> _Exercise details_: Every entry that follows should be repeated exactly; drop the images.

> _Data entries_:
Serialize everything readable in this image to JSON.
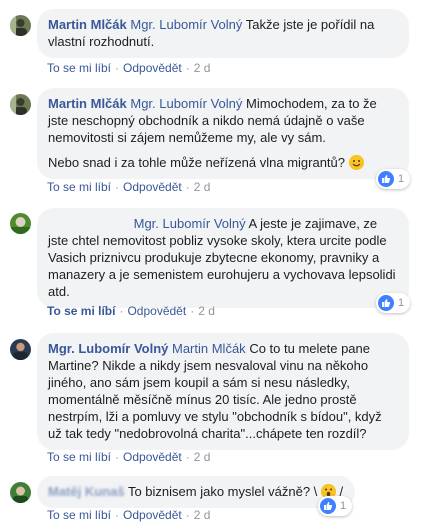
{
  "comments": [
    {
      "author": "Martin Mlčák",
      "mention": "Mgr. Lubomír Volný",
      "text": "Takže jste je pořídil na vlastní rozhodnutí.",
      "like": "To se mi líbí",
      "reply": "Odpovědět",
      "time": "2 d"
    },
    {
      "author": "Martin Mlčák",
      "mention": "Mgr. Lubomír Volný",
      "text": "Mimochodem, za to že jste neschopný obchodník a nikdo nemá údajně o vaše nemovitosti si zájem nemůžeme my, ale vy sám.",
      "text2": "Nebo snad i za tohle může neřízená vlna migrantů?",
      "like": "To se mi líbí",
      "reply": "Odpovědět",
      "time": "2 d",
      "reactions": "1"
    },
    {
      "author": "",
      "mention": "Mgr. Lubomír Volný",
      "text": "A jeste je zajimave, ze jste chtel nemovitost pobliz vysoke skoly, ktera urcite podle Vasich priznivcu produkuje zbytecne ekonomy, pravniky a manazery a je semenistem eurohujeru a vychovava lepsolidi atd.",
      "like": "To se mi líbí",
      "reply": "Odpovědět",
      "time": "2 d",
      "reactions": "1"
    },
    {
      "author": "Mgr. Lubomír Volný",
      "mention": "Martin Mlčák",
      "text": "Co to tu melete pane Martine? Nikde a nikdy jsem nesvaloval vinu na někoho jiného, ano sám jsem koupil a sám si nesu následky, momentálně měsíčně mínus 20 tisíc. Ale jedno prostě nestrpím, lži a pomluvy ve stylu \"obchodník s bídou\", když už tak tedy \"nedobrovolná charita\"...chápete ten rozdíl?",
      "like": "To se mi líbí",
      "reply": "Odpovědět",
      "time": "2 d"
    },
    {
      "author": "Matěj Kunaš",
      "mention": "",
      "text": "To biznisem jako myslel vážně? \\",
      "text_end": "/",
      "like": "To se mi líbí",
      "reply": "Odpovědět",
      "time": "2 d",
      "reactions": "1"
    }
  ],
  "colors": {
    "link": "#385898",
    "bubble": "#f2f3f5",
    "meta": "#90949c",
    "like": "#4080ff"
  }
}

> _Output_:
Serialize everything readable in this image to JSON.
{
  "comments": [
    {
      "author": "Martin Mlčák",
      "mention": "Mgr. Lubomír Volný",
      "text": "Takže jste je pořídil na vlastní rozhodnutí.",
      "like": "To se mi líbí",
      "reply": "Odpovědět",
      "time": "2 d"
    },
    {
      "author": "Martin Mlčák",
      "mention": "Mgr. Lubomír Volný",
      "text": "Mimochodem, za to že jste neschopný obchodník a nikdo nemá údajně o vaše nemovitosti si zájem nemůžeme my, ale vy sám.",
      "text2": "Nebo snad i za tohle může neřízená vlna migrantů?",
      "like": "To se mi líbí",
      "reply": "Odpovědět",
      "time": "2 d",
      "reactions": "1"
    },
    {
      "author": "",
      "mention": "Mgr. Lubomír Volný",
      "text": "A jeste je zajimave, ze jste chtel nemovitost pobliz vysoke skoly, ktera urcite podle Vasich priznivcu produkuje zbytecne ekonomy, pravniky a manazery a je semenistem eurohujeru a vychovava lepsolidi atd.",
      "like": "To se mi líbí",
      "reply": "Odpovědět",
      "time": "2 d",
      "reactions": "1"
    },
    {
      "author": "Mgr. Lubomír Volný",
      "mention": "Martin Mlčák",
      "text": "Co to tu melete pane Martine? Nikde a nikdy jsem nesvaloval vinu na někoho jiného, ano sám jsem koupil a sám si nesu následky, momentálně měsíčně mínus 20 tisíc. Ale jedno prostě nestrpím, lži a pomluvy ve stylu \"obchodník s bídou\", když už tak tedy \"nedobrovolná charita\"...chápete ten rozdíl?",
      "like": "To se mi líbí",
      "reply": "Odpovědět",
      "time": "2 d"
    },
    {
      "author": "Matěj Kunaš",
      "mention": "",
      "text": "To biznisem jako myslel vážně? \\",
      "text_end": "/",
      "like": "To se mi líbí",
      "reply": "Odpovědět",
      "time": "2 d",
      "reactions": "1"
    }
  ],
  "colors": {
    "link": "#385898",
    "bubble": "#f2f3f5",
    "meta": "#90949c",
    "like": "#4080ff"
  }
}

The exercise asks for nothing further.